Fullerton is glad he did.
After about 12 visits for acupuncture with Painter, he is 100 percent free of back pain.
“I had met with a spine surgeon, and was looking into spinal surgery. That option is no longer in the picture. I don’t have back pain anymore,” Fullerton said.
Fullerton is not the only one who has had excellent results from Painter. There is a book in her office packed with hundreds of thank you letters from grateful patients. They say she is a whiz at relieving headaches, back pain, digestive issues and general aches and pains.
“She has been my acupuncturist for about 10 years,” said Martha Beckham, a patient who had a ringing in her ears. Her doctor at the Mayo Clinic told her if the acupuncturist was helping, to go back to her. “That is when I knew it was something – when the medical profession thinks it is good. You want to avoid drugs.”
“The veteran’s administration sends me their pain patients, their neuropathy patients, the wounded warriors,” said Painter. “We can give them their lives back. We are 90 percent successful; plus, studies show that acupuncture can cut back or eliminate their opiates and neurological medications.”
Painter says she is grateful to her mother for the life she has now, spending her days helping others find relief from pain of all kinds through acupuncture, herbs, specialized diets and exercise.
“My mother had suffered from COPD for the better part of 25 years. She didn’t die from her disease, she died from the medicines she had been taking over that time. She suffered horribly,” Painter said. “I thought there must be another set of tools out there to deal with the treatment of chronic illnesses.”
Painter looked into both Chinese and mainstream medicine. She liked the idea of Eastern medicine because it is a comprehensive healthcare system that is 3,000 years old. She made the decision to return to school at age 44. She was accepted at the prestigious Yo San University in Santa Monica after taking required prerequisite pre-med classes, which she describes as “brutal.”
After graduating, she opened her own practice in Los Angeles.
“In the 1980s, there was lovely weather, traffic was manageable and people largely were friendly,” she said. “By 2000, that was not the case. Summers were hotter, traffic was unbearable and people were not as friendly as they had been 20 years earlier. There was a lot of competition.”
Before moving to Prescott in 2004, she sent out letters to local healthcare providers introducing herself, telling them about her education and letting them know she was moving to the area.
“I got a positive reaction,” she said. “I worked for Wayne Bennett [a Prescott chiropractor] for a year and then moved into my own space in 2004. There were not too many of us at the time.

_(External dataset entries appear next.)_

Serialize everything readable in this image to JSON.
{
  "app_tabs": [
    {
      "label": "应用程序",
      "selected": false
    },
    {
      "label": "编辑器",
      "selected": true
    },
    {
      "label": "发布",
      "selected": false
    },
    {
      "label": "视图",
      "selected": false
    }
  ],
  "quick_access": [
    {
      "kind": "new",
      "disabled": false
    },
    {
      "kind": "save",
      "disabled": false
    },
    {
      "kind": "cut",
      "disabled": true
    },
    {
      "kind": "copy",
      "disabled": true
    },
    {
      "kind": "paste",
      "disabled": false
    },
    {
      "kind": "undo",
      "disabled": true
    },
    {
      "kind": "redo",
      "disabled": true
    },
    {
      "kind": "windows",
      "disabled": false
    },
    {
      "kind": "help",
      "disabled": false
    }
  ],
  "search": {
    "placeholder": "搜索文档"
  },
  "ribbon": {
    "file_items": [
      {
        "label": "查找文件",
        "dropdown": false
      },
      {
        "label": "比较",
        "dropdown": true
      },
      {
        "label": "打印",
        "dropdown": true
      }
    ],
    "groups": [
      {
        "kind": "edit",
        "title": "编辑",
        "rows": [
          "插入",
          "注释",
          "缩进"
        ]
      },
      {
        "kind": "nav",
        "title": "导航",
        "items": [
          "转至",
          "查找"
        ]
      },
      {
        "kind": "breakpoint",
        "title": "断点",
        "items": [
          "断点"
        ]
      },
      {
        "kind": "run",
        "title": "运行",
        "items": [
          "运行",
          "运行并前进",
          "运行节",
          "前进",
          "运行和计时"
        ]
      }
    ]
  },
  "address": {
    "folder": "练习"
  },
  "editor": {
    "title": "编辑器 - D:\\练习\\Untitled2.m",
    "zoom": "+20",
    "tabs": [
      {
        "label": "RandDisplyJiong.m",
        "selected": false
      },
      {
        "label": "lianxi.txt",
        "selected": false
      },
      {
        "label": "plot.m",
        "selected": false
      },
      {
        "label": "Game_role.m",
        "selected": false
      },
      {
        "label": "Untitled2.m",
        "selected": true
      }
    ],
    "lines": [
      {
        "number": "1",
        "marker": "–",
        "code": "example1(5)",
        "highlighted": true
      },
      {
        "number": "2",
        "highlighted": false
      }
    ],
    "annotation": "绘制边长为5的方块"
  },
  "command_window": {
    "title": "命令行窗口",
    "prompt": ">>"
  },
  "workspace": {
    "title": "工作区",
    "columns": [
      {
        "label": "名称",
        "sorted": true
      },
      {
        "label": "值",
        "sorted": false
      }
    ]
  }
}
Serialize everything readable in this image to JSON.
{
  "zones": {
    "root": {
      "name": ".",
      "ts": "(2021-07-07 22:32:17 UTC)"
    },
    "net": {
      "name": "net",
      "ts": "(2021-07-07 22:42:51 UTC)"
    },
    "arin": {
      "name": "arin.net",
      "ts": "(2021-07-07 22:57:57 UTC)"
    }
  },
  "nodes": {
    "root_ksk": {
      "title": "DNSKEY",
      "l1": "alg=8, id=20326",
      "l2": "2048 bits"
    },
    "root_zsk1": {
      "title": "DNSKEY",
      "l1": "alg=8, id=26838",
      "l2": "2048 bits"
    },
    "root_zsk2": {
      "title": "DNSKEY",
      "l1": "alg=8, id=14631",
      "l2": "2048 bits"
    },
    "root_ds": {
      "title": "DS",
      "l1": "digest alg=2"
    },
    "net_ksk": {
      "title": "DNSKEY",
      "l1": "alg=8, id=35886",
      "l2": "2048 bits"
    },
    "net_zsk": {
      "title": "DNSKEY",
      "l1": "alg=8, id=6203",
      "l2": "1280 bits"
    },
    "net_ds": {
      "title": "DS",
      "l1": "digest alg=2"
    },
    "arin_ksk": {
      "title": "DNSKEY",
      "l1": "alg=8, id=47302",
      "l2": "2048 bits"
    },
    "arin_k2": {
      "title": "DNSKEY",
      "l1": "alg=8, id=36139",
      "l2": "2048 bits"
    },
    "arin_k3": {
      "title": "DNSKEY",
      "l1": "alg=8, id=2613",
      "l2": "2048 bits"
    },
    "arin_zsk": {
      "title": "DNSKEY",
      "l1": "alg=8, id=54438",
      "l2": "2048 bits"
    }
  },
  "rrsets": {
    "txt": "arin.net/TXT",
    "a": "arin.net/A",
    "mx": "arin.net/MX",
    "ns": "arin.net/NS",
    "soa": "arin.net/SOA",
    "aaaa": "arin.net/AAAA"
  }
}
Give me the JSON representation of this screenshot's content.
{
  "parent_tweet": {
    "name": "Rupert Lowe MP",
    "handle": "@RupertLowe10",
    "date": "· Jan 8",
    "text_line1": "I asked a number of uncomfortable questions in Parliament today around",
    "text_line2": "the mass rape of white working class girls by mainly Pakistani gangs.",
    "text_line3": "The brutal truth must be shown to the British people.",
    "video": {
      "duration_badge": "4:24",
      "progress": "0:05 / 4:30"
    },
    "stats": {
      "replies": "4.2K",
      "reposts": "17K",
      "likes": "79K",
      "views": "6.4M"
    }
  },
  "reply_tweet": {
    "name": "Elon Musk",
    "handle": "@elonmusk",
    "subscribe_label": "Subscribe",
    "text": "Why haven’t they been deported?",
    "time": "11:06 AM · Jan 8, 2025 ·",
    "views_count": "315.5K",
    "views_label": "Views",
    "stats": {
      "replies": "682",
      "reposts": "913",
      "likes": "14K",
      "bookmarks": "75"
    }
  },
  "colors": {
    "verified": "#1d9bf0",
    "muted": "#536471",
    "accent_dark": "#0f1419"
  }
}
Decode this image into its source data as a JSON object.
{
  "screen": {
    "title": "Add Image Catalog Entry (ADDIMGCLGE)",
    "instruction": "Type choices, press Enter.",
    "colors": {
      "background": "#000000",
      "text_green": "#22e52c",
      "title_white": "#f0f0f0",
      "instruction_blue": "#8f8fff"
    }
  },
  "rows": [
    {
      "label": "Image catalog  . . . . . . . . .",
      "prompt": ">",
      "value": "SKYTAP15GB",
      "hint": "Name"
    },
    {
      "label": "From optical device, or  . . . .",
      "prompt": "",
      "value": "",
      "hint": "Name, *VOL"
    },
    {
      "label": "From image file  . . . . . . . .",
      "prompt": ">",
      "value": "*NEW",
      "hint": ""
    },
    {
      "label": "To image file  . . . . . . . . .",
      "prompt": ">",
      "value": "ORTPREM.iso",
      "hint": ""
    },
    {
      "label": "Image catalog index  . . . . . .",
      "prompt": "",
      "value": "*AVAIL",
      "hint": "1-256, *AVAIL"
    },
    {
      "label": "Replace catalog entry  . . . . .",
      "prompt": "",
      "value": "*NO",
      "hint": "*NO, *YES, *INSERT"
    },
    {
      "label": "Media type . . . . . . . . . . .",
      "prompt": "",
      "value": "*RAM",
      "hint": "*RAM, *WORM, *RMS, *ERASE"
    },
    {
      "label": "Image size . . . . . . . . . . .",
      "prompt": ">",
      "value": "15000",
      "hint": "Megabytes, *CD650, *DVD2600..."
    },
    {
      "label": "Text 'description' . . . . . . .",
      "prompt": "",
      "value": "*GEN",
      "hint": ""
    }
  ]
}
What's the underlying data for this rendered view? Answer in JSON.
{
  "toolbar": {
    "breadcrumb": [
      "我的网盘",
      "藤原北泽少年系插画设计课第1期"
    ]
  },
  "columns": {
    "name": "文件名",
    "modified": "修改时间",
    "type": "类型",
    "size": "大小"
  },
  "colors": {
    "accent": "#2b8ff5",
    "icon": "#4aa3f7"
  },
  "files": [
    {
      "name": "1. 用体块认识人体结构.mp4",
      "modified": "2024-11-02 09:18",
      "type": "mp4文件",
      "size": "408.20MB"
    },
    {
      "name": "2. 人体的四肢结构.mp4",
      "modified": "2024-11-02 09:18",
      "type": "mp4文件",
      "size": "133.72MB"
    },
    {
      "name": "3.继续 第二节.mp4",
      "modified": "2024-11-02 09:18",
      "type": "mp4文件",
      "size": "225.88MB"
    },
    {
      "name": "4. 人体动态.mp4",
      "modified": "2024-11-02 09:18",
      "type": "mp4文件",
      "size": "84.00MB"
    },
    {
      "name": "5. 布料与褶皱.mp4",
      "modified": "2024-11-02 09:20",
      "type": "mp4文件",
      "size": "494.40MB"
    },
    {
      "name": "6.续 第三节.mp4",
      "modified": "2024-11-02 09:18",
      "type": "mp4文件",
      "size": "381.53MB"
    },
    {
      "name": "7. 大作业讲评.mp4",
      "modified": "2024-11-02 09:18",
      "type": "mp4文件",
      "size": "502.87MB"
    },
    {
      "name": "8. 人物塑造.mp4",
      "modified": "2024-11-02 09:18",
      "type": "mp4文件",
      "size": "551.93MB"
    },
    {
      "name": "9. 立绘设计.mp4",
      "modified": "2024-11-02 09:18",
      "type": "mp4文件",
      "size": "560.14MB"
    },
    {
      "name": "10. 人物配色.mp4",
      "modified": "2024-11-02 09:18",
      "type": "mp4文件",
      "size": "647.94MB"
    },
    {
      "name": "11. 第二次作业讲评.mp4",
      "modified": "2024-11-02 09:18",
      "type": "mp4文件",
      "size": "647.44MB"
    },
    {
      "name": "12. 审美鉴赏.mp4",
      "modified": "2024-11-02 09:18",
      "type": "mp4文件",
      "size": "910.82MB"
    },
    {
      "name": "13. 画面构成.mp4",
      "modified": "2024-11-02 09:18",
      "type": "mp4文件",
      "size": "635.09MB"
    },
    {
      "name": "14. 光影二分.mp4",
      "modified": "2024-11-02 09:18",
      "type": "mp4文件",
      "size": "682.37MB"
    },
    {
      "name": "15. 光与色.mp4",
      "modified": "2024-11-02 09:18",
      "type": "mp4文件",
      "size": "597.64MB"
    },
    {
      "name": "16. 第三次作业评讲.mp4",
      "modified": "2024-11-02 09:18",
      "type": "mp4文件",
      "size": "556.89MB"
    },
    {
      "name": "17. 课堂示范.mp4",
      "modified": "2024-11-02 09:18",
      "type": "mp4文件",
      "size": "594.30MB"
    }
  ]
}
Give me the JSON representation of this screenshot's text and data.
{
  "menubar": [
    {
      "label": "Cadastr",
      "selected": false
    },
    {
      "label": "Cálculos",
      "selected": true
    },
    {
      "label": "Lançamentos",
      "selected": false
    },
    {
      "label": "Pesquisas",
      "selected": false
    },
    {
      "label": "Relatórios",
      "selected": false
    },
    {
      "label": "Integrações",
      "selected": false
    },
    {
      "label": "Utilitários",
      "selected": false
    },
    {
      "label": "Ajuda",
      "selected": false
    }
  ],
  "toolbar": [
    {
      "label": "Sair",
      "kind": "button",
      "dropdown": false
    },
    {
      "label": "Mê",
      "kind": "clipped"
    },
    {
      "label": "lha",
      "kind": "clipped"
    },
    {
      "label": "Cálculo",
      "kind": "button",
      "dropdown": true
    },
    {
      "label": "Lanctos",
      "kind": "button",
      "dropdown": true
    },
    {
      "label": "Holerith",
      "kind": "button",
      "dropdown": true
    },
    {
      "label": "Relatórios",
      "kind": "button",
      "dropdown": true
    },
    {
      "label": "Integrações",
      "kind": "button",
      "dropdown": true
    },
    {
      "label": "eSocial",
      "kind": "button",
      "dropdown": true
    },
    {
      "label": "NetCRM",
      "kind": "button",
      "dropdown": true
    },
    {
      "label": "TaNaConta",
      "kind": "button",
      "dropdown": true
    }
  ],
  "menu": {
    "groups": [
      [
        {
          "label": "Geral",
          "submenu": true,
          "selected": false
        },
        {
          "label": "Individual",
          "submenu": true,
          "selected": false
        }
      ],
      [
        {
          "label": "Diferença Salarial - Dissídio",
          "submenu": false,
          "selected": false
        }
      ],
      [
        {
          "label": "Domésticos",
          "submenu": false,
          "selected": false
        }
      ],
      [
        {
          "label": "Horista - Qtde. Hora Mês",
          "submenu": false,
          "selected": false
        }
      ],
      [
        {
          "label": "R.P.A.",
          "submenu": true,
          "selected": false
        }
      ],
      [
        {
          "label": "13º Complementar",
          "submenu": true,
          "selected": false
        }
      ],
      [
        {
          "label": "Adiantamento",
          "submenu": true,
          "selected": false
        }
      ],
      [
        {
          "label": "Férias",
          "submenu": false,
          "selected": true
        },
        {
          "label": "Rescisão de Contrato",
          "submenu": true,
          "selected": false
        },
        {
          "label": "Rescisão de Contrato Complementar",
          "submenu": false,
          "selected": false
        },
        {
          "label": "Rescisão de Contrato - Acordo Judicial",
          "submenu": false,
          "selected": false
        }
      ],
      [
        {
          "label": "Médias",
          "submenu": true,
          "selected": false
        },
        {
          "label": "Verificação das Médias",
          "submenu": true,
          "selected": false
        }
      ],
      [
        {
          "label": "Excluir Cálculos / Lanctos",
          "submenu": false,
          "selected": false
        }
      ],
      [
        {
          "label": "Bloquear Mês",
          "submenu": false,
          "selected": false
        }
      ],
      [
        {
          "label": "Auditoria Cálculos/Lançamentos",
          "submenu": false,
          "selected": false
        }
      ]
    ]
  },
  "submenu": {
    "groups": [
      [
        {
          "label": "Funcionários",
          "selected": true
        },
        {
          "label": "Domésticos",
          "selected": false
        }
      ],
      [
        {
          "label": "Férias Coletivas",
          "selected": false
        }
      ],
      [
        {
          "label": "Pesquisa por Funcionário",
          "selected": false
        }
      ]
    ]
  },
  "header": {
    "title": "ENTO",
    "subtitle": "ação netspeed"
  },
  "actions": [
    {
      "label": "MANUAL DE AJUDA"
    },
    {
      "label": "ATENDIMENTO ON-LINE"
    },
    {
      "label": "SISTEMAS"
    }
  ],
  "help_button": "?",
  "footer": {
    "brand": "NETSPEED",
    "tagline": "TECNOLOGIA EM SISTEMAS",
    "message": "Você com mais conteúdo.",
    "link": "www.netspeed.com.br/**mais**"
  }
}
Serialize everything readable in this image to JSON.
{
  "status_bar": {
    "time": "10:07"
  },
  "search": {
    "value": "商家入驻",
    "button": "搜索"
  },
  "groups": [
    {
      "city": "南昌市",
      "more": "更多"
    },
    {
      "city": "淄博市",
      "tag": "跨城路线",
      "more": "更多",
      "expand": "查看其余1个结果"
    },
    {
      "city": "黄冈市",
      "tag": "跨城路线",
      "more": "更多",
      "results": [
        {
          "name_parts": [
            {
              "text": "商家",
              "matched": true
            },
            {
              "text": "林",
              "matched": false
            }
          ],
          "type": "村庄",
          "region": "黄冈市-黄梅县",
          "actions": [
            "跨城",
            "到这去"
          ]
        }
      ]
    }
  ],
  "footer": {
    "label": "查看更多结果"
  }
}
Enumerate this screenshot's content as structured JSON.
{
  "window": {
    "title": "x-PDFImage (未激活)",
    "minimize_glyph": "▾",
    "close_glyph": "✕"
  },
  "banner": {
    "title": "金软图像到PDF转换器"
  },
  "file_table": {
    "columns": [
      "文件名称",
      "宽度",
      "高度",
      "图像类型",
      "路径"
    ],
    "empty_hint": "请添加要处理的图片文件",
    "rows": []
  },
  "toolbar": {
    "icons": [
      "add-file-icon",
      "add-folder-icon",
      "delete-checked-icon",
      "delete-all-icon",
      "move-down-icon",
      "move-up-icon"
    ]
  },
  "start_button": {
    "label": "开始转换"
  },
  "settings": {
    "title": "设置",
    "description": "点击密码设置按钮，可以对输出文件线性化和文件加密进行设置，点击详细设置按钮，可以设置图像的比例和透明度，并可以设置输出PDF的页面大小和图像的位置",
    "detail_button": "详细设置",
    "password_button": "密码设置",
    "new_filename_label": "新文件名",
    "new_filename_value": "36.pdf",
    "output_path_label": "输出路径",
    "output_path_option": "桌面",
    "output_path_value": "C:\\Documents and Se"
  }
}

There was a great need. I was fortunate enough to have an extensive education, and that helped me. I also had a good marketing sense and background.”
She chose Prescott because she had always wanted to live in the forest.
“It is wonderful. The community is very kind and very welcoming. Everyone’s Home Town. It feels like people are happy to be here.”
The daughter of a physician, Painter was born and raised in Indianapolis. She started out in journalism at Indiana University, but in the late 1960s and early 1970s, she struggled to find a news job.
Discouraged, she went into property management for 25 years. However, her mother’s illness was the impetus for a career change.
“I specialize in chronic illnesses, like digestive and neurological. I do acupuncture for back pain or achy knees and elbows.”
She also uses herbs and specialized diets. Painter is certified as a diplomat in oriental medicine, Chinese herbal medicine and acupuncture. She is also licensed by the state of Arizona to practice.
“She is wonderful, very professional. Her technique is just great,” said Valeska Brown, a long-time patient. “She is one-of-a-kind in this community.”
Painter has had great success in treating digestive illnesses such as irritable bowel syndrome and can knock out headaches and back pain.
“Within a few days, we can stop the severe diarrhea and the pain and cramping,” she said.
“My husband is 97 and has had severe arthritis,” said Norma Love. “Since he has been going to her, he has not needed the medication he had been taking.” QCBN
By Patty McCormac, QCBN
For more about Painter and her business, call 928-776-4895 or visit harmonyintegrativemedicine.com.